The Kate Seredy Papers contains two oversized boxes of illustrations, including all but one of the original illustrations for Caddie Woodlawn, which won the Newbery Award in 1936, and most of the illustrations for With Harp and Lute. The collection, while not complete, provides a representative sampling of Seredy's career as an illustrator by capturing her rural landscapes, realistic animals, sentimental and historical figures and religious iconography. The illustrations are drawn from books that Seredy authored and from those she illustrated for other authors.
The illustrations contained in this collection are arranged by the title of the work in which they appeared. Illustrations not identified with a published book, or those that were not published, are placed at the end of the collection and labeled by their content. All illustration folders list the name of the book in which the illustration appeared, and, where applicable, the title given to that illustration in the published book, a brief description of the subject of each illustration, and a note about the illustration's medium. All charcoal and pastel drawings have been encapsulated, to avoid smudges, and grouped into a separate box.

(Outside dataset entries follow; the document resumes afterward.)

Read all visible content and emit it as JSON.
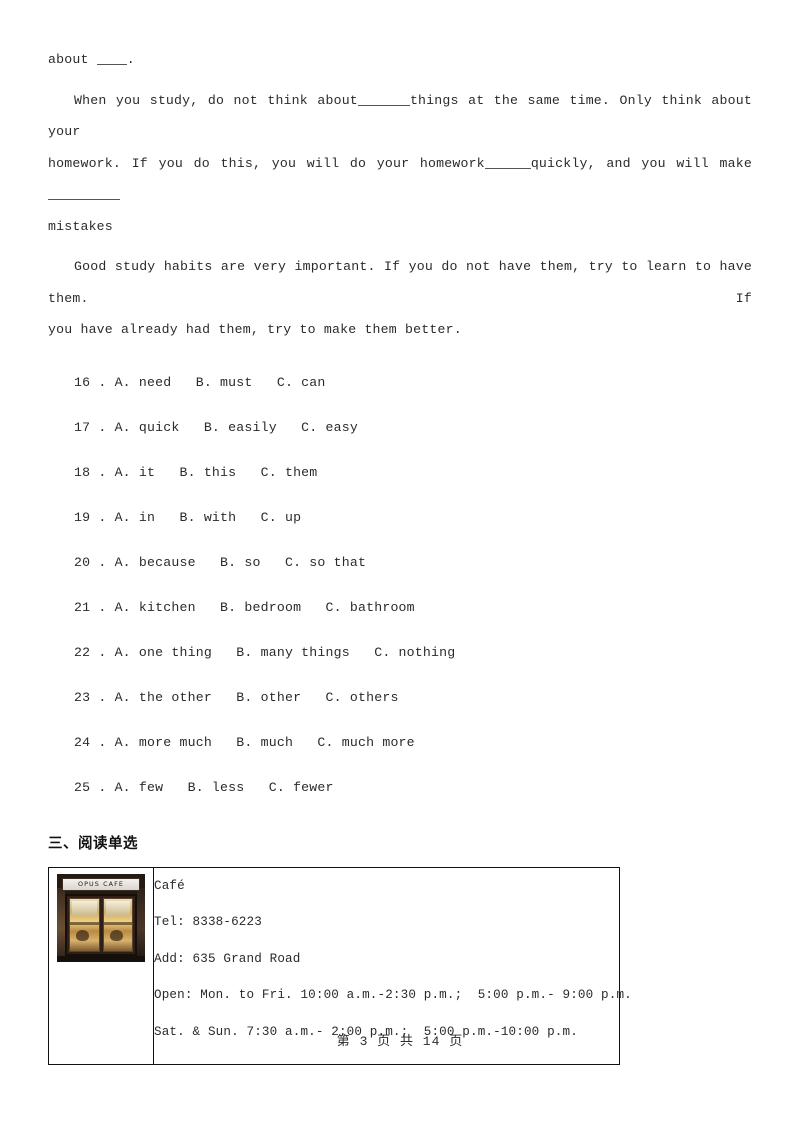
{
  "document": {
    "paragraphs": [
      {
        "id": "p-about",
        "prefix": "about ",
        "suffix": "."
      },
      {
        "id": "p-when-you-study",
        "seg1": "When you study, do not think about ",
        "seg2": "things at the same time. Only think about your homework. If you do this, you will do your homework ",
        "seg3": "quickly, and you will make",
        "seg4": "mistakes"
      },
      {
        "id": "p-good-habits",
        "text": "Good study habits are very important. If you do not have them, try to learn to have them. If you have already had them, try to make them better."
      }
    ],
    "line_fragments": {
      "when_line1": "When  you  study,  do  not  think  about",
      "when_line1_tail": "things  at  the  same  time.  Only  think  about  your",
      "when_line2_head": "homework.  If  you  do  this,  you  will  do  your  homework",
      "when_line2_tail": "quickly,  and  you  will  make",
      "when_line3": "mistakes",
      "good_line1": "Good  study  habits  are  very  important.  If  you  do  not  have  them,  try  to  learn  to  have  them.  If",
      "good_line2": "you have already had them,  try to make them better."
    },
    "choices": [
      {
        "number": "16",
        "text": "16 . A. need   B. must   C. can"
      },
      {
        "number": "17",
        "text": "17 . A. quick   B. easily   C. easy"
      },
      {
        "number": "18",
        "text": "18 . A. it   B. this   C. them"
      },
      {
        "number": "19",
        "text": "19 . A. in   B. with   C. up"
      },
      {
        "number": "20",
        "text": "20 . A. because   B. so   C. so that"
      },
      {
        "number": "21",
        "text": "21 . A. kitchen   B. bedroom   C. bathroom"
      },
      {
        "number": "22",
        "text": "22 . A. one thing   B. many things   C. nothing"
      },
      {
        "number": "23",
        "text": "23 . A. the other   B. other   C. others"
      },
      {
        "number": "24",
        "text": "24 . A. more much   B. much   C. much more"
      },
      {
        "number": "25",
        "text": "25 . A. few   B. less   C. fewer"
      }
    ],
    "section_heading": "三、阅读单选",
    "reading_card": {
      "image": {
        "alt": "cafe-storefront-photo",
        "sign_text": "OPUS CAFE"
      },
      "lines": [
        "Café",
        "Tel: 8338-6223",
        "Add: 635 Grand Road",
        "Open: Mon. to Fri. 10:00 a.m.-2:30 p.m.;  5:00 p.m.- 9:00 p.m.",
        "Sat. & Sun. 7:30 a.m.- 2:00 p.m.;  5:00 p.m.-10:00 p.m."
      ]
    },
    "footer": "第 3 页 共 14 页"
  }
}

Researchers interested in the book Little Vic, illustrated by Kate Seredy, may want to consult the Doris Gates Papers (Coll 180), especially dates May 2-May 13 1949, March-April 1950, May 1950, March 1950, April-July 1951, and October-November 1951. Correspondence during this period refers to the author's progress on Little Vic, the editor, May Massee, and the illustrator, Kate Seredy. The Doris Gates Papers are accessible in Special Collections & University Archives at the University of Oregon.
Researchers also may be interested to know that the William David McCain Library at the University of Southern Mississippi in Hattiesburg, Mississippi, home of the De Grummond Children's Literature Collection, contains Kate Seredy's papers from 1941 to 1985, including correspondence with her publisher, Viking.
Restrictions on Access :
Collection is open to the public.
Collection must be used in Special Collections & University Archives Reading Room.Restrictions on Use :
Property rights reside with Special Collections & University Archives. Copyright resides with the creators of the documents or their heirs. All requests for permission to publish collection materials must be submitted to Special Collections & University Archives. The reader must also obtain permission of the copyright holder.
Archival material may contain materials with sensitive or confidential information that is protected under federal and/or state right to privacy laws and other regulations.
Researchers are advised that the disclosure of certain information pertaining to identifiable living individuals represented in this collection without the consent of those individuals may have legal ramifications (e.g. a cause of action for invasion of privacy may arise if facts concerning an individual's private life are published that would be deemed highly offensive to a reasonable person) for which the University of Oregon assumes no responsibility.
If a researcher finds sensitive personal information in a collection, please bring it to the attention of the reading room staff.Preferred Citation :
[Identification of item], Kate Seredy Papers, Ax 517, Special Collections & University Archives, University of Oregon, Eugene, Oregon.
Detailed Description of the Collection